## Data in this exercise
____________
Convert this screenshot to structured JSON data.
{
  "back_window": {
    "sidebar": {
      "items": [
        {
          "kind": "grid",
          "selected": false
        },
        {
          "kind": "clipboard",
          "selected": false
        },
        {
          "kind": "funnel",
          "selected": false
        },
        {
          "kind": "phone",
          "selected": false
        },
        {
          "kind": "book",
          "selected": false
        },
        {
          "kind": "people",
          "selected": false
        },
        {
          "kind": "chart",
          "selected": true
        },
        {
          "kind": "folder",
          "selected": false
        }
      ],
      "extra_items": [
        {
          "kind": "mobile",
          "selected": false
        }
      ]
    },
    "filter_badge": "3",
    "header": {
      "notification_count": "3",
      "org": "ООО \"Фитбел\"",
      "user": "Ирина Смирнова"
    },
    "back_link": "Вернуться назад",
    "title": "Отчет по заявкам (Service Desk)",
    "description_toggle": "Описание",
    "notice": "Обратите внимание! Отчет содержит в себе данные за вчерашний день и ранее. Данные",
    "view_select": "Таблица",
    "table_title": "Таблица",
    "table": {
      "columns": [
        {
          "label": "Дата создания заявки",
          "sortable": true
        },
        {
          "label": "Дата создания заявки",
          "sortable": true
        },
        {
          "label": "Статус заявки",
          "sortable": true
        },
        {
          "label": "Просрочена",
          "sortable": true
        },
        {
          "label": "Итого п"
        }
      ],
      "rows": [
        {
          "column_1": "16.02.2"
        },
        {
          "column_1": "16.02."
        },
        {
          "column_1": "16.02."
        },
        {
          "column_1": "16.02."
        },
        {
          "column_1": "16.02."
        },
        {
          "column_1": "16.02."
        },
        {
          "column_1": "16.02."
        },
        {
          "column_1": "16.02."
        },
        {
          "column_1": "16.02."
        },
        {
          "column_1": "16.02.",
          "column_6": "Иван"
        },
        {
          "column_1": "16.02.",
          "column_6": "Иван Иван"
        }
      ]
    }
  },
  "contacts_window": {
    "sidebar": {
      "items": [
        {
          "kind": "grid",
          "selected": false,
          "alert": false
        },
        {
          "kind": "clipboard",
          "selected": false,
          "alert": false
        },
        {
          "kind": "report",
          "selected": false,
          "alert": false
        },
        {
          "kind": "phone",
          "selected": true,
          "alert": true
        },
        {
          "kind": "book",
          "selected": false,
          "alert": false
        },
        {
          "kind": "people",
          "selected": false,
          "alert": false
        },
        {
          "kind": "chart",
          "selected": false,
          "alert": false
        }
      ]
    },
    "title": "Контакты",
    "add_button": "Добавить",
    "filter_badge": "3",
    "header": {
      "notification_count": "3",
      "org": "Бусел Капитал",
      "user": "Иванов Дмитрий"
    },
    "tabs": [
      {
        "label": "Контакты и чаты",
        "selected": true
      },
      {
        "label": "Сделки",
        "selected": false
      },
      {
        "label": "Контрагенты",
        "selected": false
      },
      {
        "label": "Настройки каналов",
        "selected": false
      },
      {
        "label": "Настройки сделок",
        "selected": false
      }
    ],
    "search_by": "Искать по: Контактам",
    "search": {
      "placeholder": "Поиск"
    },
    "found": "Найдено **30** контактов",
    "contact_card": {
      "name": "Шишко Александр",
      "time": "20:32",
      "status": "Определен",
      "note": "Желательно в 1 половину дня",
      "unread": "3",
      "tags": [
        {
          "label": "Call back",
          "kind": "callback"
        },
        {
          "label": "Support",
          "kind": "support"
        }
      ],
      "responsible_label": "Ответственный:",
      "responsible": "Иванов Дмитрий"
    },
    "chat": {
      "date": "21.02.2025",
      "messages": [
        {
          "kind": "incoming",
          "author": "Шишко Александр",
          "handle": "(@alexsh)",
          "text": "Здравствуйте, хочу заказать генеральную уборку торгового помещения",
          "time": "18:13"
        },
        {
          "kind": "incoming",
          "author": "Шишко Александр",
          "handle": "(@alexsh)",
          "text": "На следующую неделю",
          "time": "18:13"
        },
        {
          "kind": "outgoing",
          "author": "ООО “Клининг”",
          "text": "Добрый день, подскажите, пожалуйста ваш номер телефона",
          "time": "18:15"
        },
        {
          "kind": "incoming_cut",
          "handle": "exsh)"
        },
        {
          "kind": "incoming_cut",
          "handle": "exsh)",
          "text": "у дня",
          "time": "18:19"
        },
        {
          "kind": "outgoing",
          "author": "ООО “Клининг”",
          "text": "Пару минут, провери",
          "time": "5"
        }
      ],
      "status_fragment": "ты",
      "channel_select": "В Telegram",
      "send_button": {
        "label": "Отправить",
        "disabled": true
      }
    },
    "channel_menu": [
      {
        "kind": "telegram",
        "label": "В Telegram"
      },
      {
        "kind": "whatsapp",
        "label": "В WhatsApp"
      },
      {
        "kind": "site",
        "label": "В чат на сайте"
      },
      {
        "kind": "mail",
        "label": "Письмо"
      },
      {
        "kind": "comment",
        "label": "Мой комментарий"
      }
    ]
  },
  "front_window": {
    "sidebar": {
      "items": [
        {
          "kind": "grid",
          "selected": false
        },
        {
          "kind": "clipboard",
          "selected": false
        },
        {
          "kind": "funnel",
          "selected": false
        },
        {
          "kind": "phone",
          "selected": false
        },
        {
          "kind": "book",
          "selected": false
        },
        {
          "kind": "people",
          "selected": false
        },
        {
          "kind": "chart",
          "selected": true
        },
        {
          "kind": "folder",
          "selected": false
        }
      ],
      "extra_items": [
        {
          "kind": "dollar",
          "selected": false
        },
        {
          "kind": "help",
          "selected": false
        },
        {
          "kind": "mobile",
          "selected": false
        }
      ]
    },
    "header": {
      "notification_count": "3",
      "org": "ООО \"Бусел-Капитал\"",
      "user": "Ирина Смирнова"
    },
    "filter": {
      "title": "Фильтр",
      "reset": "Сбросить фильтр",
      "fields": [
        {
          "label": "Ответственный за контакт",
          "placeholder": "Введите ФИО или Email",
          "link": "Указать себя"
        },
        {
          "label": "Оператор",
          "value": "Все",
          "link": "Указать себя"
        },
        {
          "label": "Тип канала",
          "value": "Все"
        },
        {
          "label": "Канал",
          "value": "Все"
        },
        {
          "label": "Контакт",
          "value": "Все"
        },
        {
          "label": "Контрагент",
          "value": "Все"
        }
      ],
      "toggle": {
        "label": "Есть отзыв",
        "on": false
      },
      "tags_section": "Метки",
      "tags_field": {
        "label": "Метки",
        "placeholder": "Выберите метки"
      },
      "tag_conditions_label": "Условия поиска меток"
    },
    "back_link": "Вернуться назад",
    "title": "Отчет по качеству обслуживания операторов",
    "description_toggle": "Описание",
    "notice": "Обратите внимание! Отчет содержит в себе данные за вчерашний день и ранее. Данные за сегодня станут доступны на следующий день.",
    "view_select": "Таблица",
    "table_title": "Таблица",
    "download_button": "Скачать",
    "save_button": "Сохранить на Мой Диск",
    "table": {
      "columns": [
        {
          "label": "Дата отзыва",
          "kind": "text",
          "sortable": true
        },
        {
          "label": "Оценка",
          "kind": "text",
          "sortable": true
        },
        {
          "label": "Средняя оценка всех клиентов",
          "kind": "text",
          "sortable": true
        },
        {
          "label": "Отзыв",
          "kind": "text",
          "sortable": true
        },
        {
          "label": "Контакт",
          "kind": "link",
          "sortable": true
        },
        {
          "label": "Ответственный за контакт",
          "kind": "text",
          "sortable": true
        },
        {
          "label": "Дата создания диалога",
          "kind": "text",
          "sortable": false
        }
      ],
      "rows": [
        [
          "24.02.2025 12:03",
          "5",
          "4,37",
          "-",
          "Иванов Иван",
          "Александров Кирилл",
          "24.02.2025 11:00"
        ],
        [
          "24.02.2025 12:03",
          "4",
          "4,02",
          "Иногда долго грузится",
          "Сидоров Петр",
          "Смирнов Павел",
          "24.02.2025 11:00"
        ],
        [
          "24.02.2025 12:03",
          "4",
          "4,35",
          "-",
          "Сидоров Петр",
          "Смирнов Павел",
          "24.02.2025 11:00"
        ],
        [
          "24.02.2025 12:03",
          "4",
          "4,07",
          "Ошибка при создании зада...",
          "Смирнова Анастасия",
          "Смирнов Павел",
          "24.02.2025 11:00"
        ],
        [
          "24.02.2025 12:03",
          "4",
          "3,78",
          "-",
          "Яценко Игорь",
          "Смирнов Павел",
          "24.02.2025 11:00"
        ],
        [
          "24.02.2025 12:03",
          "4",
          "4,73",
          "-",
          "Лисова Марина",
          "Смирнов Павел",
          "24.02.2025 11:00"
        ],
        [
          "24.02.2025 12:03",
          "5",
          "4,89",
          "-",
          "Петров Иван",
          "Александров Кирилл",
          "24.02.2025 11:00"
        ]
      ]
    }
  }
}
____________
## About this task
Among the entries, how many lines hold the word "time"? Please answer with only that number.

## Completed task
6